Dataset records
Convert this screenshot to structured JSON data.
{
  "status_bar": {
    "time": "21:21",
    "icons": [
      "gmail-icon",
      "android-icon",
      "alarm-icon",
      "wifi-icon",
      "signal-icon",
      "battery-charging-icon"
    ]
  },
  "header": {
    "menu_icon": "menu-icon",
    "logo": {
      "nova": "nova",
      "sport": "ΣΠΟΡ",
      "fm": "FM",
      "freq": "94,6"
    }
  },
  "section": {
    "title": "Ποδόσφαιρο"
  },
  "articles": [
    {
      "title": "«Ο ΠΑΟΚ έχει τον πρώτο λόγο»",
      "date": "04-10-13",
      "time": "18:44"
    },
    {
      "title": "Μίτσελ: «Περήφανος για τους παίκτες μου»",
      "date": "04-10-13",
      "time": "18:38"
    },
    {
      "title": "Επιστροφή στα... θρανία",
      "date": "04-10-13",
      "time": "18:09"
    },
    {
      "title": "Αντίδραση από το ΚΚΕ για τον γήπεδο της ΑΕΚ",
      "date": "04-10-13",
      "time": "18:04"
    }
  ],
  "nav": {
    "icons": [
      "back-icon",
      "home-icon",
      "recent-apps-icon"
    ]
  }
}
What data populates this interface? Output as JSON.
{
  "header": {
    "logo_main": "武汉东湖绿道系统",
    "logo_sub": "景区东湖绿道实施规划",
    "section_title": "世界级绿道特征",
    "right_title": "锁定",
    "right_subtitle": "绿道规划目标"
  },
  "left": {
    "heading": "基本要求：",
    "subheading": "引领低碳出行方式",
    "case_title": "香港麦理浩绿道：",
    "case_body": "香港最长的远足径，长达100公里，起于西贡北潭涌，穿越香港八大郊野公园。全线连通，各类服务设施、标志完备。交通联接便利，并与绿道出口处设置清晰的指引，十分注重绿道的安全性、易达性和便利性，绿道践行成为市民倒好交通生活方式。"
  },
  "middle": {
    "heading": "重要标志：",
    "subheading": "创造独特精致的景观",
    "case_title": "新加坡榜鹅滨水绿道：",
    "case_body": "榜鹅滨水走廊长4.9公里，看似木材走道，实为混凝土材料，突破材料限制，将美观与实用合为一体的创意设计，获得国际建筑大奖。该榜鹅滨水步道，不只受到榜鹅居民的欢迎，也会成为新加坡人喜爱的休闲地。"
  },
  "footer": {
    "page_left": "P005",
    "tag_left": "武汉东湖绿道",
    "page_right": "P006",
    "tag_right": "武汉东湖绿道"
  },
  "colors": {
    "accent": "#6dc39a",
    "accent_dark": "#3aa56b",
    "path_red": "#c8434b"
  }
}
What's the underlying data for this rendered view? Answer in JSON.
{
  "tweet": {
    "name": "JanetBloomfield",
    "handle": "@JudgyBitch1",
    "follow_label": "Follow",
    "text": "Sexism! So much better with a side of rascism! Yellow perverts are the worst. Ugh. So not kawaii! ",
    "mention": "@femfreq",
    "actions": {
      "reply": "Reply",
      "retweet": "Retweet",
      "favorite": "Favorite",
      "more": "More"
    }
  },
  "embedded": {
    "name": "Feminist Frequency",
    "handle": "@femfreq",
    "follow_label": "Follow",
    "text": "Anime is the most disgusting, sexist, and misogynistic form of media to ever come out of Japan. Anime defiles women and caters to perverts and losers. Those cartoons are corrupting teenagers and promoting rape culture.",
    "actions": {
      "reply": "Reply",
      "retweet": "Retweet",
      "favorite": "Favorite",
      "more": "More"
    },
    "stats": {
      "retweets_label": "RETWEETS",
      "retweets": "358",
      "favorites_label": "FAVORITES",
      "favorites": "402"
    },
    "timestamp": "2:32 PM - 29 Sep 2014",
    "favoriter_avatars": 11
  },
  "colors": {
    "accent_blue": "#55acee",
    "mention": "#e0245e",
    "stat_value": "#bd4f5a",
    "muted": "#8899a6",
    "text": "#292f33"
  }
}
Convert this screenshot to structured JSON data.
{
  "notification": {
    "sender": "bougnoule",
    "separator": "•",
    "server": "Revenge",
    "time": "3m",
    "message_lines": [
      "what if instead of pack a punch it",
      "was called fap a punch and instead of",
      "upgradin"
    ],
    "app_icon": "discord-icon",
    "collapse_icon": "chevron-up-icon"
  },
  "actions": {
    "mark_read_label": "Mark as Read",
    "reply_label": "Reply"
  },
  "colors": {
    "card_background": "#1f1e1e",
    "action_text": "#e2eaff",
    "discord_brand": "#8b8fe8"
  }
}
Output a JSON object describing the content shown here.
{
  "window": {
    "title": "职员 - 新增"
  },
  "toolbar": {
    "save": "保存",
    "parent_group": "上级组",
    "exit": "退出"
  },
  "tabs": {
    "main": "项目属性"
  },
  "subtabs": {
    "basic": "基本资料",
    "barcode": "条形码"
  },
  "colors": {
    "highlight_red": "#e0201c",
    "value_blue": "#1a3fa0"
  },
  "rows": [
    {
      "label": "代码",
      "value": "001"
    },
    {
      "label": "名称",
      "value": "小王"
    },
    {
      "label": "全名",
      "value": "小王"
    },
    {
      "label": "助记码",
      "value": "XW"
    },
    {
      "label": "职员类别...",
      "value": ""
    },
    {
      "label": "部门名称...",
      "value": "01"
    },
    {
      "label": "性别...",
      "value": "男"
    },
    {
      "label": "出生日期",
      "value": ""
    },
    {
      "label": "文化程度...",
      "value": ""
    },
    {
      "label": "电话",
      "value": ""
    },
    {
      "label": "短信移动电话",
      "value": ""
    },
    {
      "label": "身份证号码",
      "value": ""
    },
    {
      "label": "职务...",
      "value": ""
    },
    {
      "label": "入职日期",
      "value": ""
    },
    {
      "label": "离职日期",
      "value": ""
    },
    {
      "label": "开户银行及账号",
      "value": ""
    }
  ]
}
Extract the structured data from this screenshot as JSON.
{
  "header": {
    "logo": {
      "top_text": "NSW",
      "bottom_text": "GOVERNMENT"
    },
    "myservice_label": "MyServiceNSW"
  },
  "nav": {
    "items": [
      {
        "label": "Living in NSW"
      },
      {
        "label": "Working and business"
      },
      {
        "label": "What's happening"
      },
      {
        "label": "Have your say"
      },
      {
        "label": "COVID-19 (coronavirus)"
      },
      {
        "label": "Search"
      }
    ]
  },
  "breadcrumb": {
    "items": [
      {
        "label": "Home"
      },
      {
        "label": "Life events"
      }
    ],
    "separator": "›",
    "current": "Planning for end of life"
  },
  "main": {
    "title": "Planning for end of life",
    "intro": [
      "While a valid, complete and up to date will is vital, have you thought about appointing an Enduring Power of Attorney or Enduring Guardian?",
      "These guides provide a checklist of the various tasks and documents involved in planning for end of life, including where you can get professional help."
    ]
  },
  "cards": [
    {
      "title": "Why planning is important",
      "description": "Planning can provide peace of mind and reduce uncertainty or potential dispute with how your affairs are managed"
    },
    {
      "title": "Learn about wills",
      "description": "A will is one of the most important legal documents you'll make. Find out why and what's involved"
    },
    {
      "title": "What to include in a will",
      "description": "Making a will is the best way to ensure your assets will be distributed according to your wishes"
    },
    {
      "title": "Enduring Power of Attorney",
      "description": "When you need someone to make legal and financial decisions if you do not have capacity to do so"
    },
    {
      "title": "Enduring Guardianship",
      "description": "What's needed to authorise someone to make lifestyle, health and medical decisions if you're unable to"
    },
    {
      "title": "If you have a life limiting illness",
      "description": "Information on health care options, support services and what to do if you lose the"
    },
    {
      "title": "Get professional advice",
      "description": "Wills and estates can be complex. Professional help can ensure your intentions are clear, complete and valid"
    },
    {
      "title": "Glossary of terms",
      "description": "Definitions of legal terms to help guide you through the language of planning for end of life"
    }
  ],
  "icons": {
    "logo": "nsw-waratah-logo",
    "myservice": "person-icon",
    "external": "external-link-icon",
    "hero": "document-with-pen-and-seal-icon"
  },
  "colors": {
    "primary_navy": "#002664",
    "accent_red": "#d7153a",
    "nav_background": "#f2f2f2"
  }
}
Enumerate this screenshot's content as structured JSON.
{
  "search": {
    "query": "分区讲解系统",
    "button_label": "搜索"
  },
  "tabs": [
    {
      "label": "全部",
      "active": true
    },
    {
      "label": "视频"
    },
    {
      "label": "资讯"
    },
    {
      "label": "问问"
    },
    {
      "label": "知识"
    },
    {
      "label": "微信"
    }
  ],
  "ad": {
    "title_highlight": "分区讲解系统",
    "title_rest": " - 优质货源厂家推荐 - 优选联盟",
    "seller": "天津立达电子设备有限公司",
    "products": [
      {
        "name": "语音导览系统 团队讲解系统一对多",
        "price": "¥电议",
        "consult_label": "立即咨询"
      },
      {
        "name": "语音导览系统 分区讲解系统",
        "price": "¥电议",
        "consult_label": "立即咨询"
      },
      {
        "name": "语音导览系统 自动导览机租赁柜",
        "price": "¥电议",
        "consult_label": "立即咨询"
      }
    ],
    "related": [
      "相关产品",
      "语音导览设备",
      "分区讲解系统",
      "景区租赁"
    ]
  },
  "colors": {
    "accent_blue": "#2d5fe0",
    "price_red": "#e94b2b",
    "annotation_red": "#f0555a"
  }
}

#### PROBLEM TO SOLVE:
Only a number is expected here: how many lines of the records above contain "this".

#### WORKED SOLUTION:
6